The ARTEMIS Joint Undertaking, a European public-private partnership for research funding in embedded systems, has recently released its 2013 call for funding. The deadline for full proposals is 6th June 2013.
You can read a summary of the call on the ARTEMIS 2013 call page. Full details can be found on the EU Participant Portal call page – you should read Work Programme Part ASP if you’re interested in the ARTEMIS sub-programmes (areas of research around real-world applications of embedded systems) and Part AIPP if you’re interested in the ARTEMIS innovation pilot projects (technology development for user and business needs in the area of embedded systems).
What’s an “embedded system”?
“Embedded Systems pervade all areas of life, from children’s toys and mobile phones to space probes and from transportation vehicles to healthcare systems. In fact, Embedded Systems will be part of all future products and services, providing intelligence on the spot and capabilities to connect to the abundance of systems in their environment, either physical or at cyber-space level, in real time. In this sense, Embedded Systems form the edges of the “Internet of Things” bridging the gap between cyber space and the physical world of real ‘things’, and are crucial in enabling the “Internet of Things” to deliver on its promises…”
Content of the calls
Under the ASP call, projects should have a focus on at least one of the industrial priorities of ARTEMIS in the context of at least one sub-programme.
The industrial priorities are:
- Reference designs and architectures: “The objective is the creation of an energy efficient generic platform and a suite of abstract components with which new developments in different application domains can be engineered with minimal effort.”

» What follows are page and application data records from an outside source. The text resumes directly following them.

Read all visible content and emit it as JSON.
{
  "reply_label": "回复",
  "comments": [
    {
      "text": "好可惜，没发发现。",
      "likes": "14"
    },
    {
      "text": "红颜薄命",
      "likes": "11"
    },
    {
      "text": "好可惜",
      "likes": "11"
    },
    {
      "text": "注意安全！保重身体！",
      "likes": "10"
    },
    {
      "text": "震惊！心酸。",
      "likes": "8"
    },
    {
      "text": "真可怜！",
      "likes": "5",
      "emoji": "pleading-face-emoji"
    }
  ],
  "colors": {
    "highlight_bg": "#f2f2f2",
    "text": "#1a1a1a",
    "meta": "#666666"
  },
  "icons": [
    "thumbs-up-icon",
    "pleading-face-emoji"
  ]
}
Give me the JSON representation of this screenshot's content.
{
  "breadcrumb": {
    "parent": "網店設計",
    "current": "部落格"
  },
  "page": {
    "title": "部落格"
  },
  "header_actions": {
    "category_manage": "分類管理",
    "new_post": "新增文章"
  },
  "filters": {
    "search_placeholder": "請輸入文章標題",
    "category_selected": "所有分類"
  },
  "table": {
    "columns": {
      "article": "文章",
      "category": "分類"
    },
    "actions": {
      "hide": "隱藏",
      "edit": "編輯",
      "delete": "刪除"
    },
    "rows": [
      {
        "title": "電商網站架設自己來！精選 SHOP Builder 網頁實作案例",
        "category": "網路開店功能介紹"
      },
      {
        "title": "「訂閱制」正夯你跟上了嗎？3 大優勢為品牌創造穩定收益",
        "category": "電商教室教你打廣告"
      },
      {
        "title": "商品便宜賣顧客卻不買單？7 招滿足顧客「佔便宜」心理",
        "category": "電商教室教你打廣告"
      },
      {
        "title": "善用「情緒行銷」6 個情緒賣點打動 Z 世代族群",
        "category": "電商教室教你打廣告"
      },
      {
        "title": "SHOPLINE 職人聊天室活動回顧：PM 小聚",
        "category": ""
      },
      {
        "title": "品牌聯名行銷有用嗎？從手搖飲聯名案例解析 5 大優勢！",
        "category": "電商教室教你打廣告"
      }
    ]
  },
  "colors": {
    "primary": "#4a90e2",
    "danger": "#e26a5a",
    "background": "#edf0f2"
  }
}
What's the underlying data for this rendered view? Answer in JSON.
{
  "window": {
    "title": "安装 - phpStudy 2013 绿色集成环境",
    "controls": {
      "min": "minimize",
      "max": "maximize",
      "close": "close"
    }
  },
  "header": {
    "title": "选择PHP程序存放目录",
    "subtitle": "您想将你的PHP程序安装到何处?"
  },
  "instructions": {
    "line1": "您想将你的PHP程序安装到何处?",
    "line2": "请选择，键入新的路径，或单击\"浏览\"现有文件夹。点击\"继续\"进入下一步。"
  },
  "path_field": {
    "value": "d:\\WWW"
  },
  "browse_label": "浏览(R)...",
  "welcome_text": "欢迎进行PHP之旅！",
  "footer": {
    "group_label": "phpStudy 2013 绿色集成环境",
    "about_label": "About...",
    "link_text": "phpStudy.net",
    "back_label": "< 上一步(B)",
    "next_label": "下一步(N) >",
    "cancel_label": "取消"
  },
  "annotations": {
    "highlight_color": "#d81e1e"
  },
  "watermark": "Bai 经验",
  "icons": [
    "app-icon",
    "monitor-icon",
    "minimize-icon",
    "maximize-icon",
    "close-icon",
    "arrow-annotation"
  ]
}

- Seamless connectivity and interoperability: ” Middleware, operating systems and other functions required to link the physical world, as seen by the networked nodes, and also the higher layer applications, as well as hardware features needed to support an efficient and effective interoperability implementation.”
- Design methods and tools: “To manage architectural complexity during design while ensuring maturity at introduction under strong time-to-market constraints”
The sub-programmes are:
- Methods and processes for safety-relevant embedded systems
- Embedded Systems for Healthcare and Wellbeing
- Embedded systems in Smart environments
- Embedded Systems for manufacturing and process automation
- Computing platforms for embedded systems
- Embedded Systems for Security and Critical Infrastructures Protection
- Human-centred design of embedded systems
In the AIPP call, applicants should have a technological focus on at least one AIP programme:
- Innovative Integrated Care Cycles
- Seamless communication and interoperability – Smart environments: the Neural System for society
- Computing platforms for embedded systems
Who’s eligible and how are the proposals costed?
Projects are multi-partner involving at least three organisations from three participating ARTEMIS member states (see the eligibility rules [PDF] for more information). Different member states structure their own costing rules and requirements in different ways, depending on which funders are actually providing the funding. For the UK, universities can be involved in projects but you’ll also need a UK-based industrial partner, because the UK element of the call is coordinated by the Technology Strategy Board alongside EPSRC.
Research and academic organisations will receive a standard 80% of FEC contribution, but 83.3% (of that 80% FEC) will come from the UK funders (i.e. TSB and EPSRC) and 16.7% (of that same 80% FEC) will come from the ARTEMIS pot. Universities don’t have to find any additional funding as it’s funded in the same way as a standard Research Council award. However, SMEs and Large Companies have different balances of funding and do have to contribute some of the cost themselves. Note also that costs for academic organisations can only make up 30% of the total consortium cost for the UK part of the consortium, so these consortia must be industry-led and driven. To receive funding at this level, Research Organisations will have to be non-profit distributing, and ensure they disseminate the outputs of their research relating to the project, and state in the application how they are going to do this.
Northumbria staff should contact RBS if you are interested in discussing ARTEMIS further or if you think you may have a proposal idea which would be eligible.